They observe that relationships often evolve from friendship to courting, then dating, then falling in love, and finally, marriage, and they also may learn that having kids does not mean that people are necessarily married.
The teacher’s basic messages were: “Listen to your conscience—and don’t engage in dares that make you go against that voice,” “Boys and girls can be friends,” “Kids should not be kissing anybody but family members,” and “Talk to an adult if you ever feel scared, nervous, or uncomfortable.” We can learn a lot from the way the teacher handled this situation.
School, friends, and activities take children out of the home more and more.
At this age they learn that there are different kinds of love (for family, friends, and parents, also the idea of being “in love”).
Though somewhat uncommon, it is not unheard of for 7- or 8-year-olds to develop secondary sexual characteristics (such as budding breasts and pubic hair), so it is important that you begin talking earlier rather than later about the changes that happen to our bodies as we grow up.
Kids at this age also start to take more responsibility for their own hygiene, so you’ll need to initiate conversations that keep up with their physical development so they are prepared to take more care of themselves as their bodies change.

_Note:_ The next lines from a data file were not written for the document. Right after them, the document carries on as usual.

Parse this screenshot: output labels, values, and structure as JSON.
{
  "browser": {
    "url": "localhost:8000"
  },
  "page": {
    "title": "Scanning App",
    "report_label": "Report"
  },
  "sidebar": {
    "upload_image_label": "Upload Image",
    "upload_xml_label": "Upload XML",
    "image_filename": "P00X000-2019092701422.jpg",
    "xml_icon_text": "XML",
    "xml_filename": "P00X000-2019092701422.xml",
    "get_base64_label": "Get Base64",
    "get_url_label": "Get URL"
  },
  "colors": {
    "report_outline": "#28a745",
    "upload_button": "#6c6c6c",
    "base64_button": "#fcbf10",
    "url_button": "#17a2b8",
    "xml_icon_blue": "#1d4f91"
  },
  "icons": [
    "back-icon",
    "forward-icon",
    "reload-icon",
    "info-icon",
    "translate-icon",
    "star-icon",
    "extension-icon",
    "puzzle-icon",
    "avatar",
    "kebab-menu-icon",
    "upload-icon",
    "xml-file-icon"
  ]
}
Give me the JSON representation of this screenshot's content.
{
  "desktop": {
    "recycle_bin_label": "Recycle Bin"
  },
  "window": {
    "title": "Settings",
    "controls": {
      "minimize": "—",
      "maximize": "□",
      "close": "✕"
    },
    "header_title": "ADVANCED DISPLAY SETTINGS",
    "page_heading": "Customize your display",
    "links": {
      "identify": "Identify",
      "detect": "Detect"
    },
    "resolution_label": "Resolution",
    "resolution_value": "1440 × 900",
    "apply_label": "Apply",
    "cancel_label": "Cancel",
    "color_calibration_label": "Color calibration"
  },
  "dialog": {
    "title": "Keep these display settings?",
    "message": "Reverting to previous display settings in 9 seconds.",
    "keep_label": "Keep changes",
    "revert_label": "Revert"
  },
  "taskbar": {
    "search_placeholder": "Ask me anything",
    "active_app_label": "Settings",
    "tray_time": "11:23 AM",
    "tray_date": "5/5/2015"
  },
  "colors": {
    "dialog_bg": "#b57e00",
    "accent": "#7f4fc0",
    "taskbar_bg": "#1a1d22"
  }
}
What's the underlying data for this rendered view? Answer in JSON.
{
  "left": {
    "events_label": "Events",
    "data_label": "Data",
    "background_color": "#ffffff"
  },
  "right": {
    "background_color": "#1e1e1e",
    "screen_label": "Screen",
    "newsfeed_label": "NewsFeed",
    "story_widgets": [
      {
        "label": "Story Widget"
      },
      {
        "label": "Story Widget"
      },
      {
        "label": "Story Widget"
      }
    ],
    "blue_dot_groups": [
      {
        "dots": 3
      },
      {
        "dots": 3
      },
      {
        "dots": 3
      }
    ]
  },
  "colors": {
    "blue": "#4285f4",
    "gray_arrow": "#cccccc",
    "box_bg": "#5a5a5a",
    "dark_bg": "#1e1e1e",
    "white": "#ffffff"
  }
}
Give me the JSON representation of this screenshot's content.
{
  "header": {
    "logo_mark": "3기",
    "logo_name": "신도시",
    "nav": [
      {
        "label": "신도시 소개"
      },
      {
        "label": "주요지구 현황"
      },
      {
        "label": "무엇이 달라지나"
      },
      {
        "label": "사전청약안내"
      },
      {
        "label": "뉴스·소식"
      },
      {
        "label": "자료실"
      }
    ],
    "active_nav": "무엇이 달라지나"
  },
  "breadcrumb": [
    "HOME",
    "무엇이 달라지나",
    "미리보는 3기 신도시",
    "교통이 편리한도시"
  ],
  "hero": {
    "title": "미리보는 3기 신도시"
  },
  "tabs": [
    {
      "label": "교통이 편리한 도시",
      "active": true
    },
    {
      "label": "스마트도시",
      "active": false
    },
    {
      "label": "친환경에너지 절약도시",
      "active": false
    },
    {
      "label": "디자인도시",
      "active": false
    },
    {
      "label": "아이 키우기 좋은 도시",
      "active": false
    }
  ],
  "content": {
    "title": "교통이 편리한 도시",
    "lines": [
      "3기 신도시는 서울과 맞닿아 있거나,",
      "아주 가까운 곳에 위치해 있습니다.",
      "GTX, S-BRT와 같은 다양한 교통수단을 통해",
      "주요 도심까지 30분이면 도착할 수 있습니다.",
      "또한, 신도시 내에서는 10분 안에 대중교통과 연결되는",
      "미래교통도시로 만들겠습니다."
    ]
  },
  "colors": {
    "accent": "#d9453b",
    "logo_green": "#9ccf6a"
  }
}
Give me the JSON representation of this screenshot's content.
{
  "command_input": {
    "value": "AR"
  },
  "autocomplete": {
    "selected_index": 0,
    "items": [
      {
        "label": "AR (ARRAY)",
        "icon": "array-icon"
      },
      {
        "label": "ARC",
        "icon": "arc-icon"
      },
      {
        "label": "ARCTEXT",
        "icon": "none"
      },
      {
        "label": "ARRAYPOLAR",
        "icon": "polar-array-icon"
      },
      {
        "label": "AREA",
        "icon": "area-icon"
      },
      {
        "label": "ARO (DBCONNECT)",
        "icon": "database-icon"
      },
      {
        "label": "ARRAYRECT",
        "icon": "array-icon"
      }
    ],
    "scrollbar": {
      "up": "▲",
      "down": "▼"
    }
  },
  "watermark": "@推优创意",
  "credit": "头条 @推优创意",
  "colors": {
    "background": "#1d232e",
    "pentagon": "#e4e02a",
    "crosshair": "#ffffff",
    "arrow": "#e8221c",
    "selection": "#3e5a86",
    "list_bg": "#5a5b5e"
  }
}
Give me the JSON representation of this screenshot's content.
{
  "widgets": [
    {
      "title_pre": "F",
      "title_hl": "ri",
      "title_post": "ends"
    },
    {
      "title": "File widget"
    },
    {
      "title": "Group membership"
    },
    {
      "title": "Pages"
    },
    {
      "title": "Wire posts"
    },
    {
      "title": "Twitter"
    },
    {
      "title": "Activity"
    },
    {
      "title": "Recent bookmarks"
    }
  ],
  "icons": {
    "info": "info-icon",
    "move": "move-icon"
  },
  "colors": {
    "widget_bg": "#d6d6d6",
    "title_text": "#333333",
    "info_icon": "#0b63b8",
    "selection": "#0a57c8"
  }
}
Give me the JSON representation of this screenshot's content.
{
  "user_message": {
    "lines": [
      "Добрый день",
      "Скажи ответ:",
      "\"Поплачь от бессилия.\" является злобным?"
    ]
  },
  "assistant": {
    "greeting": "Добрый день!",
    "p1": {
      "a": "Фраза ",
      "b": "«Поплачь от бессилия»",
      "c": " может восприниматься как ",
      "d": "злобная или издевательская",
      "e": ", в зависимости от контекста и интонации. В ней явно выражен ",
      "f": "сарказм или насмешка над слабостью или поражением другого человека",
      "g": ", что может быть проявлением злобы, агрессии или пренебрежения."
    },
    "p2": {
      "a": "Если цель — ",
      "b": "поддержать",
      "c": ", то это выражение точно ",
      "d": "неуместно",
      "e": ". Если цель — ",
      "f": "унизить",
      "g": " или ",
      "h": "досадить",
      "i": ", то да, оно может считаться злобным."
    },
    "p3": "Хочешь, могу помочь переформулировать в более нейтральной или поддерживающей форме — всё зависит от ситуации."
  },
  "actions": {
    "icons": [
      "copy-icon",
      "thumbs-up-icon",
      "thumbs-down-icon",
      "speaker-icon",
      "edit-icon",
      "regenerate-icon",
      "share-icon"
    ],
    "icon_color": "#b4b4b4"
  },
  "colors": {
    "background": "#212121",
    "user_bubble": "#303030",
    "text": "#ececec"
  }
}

You want to show that you understand sexuality as natural and support them so they feel comfortable with it.